Basha: Popoy, umuwi ka na!Anyone who has loved and has been rejected can relate to Popoy’s pain. Some parting might be such a sweet sorrow, but according to Emily Dickenson, “parting is all we need to know of hell.”
Popoy: Mahal na mahal kita at ang sakit sakit na.
-- One More Chance (2007, Film)
I have heard stories from clients and friends about the pain of being romantically rejected—when your romantic advancement is refused by another or when an existing romantic relationship (real or perceived) is ended. Personally too, this is not foreign to me. I have been rejected—socially and romantically—a lot of times in my adult life.
So, I wondered what science has to say about this and to my surprise this has been studied!
Anyone who has experienced heartache knows that the “ache” is not symbolic but real. In fact, a study has shown that emotional pain like being romantically rejected affects the same primary brain regions as that of physical pain.
Nathan DeWall and his colleagues from University of Kentucky looked into fMRI scans of volunteers who experienced rejection. (Researchers manipulated a computer game so that some players feel excluded.) Results showed an interesting discovery. The brain region associated with physical pain lit up. Thus, the brain experienced emotional pain just as real as it would if the body had been wounded.
The researchers investigated further by asking if taking painkillers will also ease the emotional pain just as it will for physical pain. In a different study, volunteers were given 1000 milligram dose of acetaminophen—the active ingredient in Tylenol— every morning and night for three weeks while others took a placebo. Those who took the drug reported less emotional pain compared to those who did not. Thus, taking painkillers also relieves the emotional pain.
So if you are broken-hearted, take a Tylenol and it will ease the pain.
But we all know that coping with break-up or rejection is not that simple. Even the psychologists who did the study do not suggest popping Tylenol every time one feels broken-hearted. The drug taken frequently and in large doses has side effects on the liver.
Psychiatrists Thomas Lewis, Fari Amini, and Richard Iannon from the University of California in San Francisco think that when we are romantically rejected we undergo a psychobiological (as it also involves neurochemicals in the brain) process of two phases: protest phase and resignation/despair phase. Taking Tylenol makes that brain region associated with physical pain NOT light up but it will not allow one to skip the process.
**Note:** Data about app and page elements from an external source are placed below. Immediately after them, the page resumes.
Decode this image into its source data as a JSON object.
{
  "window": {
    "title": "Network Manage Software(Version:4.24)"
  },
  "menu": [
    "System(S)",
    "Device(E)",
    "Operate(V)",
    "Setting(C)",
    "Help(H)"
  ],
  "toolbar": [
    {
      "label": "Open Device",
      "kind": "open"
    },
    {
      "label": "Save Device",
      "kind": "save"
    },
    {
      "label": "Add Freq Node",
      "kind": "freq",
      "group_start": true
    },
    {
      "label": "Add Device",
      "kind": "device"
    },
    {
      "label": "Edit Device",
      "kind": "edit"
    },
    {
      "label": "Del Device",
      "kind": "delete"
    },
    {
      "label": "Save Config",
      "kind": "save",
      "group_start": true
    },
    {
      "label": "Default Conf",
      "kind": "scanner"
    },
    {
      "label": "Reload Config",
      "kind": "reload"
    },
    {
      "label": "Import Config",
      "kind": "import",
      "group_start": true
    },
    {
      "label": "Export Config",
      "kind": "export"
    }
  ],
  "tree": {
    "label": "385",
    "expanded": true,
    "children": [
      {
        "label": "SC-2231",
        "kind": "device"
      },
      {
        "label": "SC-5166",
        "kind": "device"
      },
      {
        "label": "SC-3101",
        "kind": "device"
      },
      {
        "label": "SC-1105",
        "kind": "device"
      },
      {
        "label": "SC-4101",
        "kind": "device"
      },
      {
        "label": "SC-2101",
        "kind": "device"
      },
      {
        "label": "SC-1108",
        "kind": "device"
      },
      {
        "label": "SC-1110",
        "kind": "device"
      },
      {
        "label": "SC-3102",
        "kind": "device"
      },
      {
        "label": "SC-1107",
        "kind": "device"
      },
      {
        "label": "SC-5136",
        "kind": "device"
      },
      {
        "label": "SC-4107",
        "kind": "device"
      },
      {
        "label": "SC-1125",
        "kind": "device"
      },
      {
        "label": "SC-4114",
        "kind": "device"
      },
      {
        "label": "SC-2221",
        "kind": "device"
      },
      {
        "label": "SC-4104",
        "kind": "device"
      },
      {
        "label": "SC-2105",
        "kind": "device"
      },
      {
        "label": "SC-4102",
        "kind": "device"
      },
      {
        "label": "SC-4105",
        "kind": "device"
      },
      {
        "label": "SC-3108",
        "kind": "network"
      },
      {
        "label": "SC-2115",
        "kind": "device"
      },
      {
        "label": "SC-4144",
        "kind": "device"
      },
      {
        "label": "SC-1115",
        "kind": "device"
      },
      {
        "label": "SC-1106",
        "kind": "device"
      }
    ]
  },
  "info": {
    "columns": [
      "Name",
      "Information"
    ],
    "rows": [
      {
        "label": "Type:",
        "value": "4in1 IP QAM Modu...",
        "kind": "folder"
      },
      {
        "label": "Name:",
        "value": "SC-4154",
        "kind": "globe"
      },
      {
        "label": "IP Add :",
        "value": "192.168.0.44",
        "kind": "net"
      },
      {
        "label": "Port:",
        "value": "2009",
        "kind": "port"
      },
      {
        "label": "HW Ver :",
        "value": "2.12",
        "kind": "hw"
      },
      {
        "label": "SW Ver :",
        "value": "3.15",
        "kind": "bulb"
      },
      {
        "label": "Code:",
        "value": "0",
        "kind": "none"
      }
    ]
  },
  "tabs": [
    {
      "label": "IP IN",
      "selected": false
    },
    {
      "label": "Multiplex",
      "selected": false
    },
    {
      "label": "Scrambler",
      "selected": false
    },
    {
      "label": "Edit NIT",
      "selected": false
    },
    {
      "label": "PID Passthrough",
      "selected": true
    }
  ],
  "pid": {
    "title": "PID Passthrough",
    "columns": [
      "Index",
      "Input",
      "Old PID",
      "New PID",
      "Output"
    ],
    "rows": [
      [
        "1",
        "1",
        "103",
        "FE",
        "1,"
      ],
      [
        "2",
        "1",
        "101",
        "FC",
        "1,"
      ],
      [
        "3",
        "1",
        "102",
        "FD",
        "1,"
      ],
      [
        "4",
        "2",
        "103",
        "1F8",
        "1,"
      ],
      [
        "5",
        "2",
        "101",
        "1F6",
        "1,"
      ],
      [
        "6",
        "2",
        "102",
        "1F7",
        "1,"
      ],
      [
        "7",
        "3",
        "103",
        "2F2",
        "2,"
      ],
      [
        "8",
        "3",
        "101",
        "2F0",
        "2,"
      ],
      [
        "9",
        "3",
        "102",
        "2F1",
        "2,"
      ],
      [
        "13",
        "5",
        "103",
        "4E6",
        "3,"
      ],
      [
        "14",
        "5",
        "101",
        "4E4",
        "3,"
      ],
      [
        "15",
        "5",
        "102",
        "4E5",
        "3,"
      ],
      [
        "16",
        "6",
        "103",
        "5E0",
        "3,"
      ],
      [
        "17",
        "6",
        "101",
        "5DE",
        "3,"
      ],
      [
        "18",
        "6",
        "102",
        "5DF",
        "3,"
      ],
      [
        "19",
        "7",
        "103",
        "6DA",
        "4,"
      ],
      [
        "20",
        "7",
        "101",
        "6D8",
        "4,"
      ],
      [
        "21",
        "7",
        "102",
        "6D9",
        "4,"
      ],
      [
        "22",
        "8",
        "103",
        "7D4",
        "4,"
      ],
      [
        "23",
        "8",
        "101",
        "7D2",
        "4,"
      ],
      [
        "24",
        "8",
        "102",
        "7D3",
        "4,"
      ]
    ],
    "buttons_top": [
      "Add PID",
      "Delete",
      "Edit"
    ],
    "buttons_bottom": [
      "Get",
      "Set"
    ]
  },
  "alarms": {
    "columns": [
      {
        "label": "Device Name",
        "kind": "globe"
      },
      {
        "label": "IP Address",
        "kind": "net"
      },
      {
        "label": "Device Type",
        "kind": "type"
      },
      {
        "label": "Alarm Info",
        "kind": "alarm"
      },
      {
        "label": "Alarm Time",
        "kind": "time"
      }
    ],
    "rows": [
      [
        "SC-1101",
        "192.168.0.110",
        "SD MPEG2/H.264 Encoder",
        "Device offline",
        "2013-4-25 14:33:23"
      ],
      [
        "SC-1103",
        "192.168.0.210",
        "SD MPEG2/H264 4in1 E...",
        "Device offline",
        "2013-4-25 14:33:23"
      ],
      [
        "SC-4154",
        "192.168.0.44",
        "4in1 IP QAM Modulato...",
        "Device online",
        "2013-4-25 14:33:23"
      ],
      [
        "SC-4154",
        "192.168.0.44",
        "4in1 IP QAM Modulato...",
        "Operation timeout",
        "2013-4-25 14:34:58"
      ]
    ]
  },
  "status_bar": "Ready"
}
During the protest phase, the abandoned lover will try everything to win their sweetheart back. We obsessively dissect all aspects of the relationship, establish what went wrong, and strategize on how to rekindle the romance. Helen Fisher, an anthropologist by profession but had studied romantic interpersonal attraction for more than 30 years, calls this frustration aggression–when the romantic love is spoiled, the lover just loves harder.
Another characteristic of protest is what Psychologist Reid Meloy calls abandonment rage. We know that sometimes it is easier to move on when we are angry with our ex-lovers. But, why do we hate someone we loved? “Perhaps because it enables jilted lovers to extricate themselves from dead end love affairs so that they can renew the vital courting process sooner,” Helen Fisher hypothesized.
Over time, we give up and we enter the stage of hopelessness, resignation, and despair. We cry, lie in bed, stare into space, drink, forget to take care of self and become ugly (inside and out). Elizabeth Gilbert—author of Eat, Pray, and Love—said that we know we have reached romantic rejection’s final destination when we have completely and mercilessly devaluated our self.
Some broken-hearted lovers are hopeful and resilient (and romantics!) that they are able to dust themselves off and redirect their energy to fall in love again. But some broken-hearted lovers suffer from clinical depression, die from heart attacks or strokes, or commit suicides.
I think these findings have school, work, or organizational implications. With mixture of pain, frustration aggression, rage, hopelessness, and despair one experience during romantic rejection, I advocate that organizations should excuse or set days for emotional sick leaves. Parents, teachers, siblings, friends, and bosses should take romantic rejections and heartaches seriously because we know and have experienced that unrequited love decreases concentration, energy, motivation, and performance.
If an employee gets sick, one gets a medical certificate from a medical doctor to prove that he or she was sick, and is also given a certificate of fitness to work. I propose that if an employee experiences romantic rejection (or any social rejection), one gets a certificate from a psychologist (like me) to ensure his or her mental health and psychological well-being.
So are you broken-hearted? Take a Tylenol and call me in the morning.
"How cruel, you say. But did I not warn you? Shall I count for you love's ways? Fear, jealousy, revenge -- pain. They all belong to love's innocent game."These words from a Celtic legend Tristan and Iseult survived for centuries. Now, I agree that the only sure thing about loving is pain. But still I wonder, even if it is painful-- when love goes wrong -- people work, write, sing, dance, travel overseas (wink here), sacrifice, kill, and die for love. Romeo Montague of Verona was right,
"Is love a tender thing? It is too rough, too rude, too boisterous, and it pricks like thorn."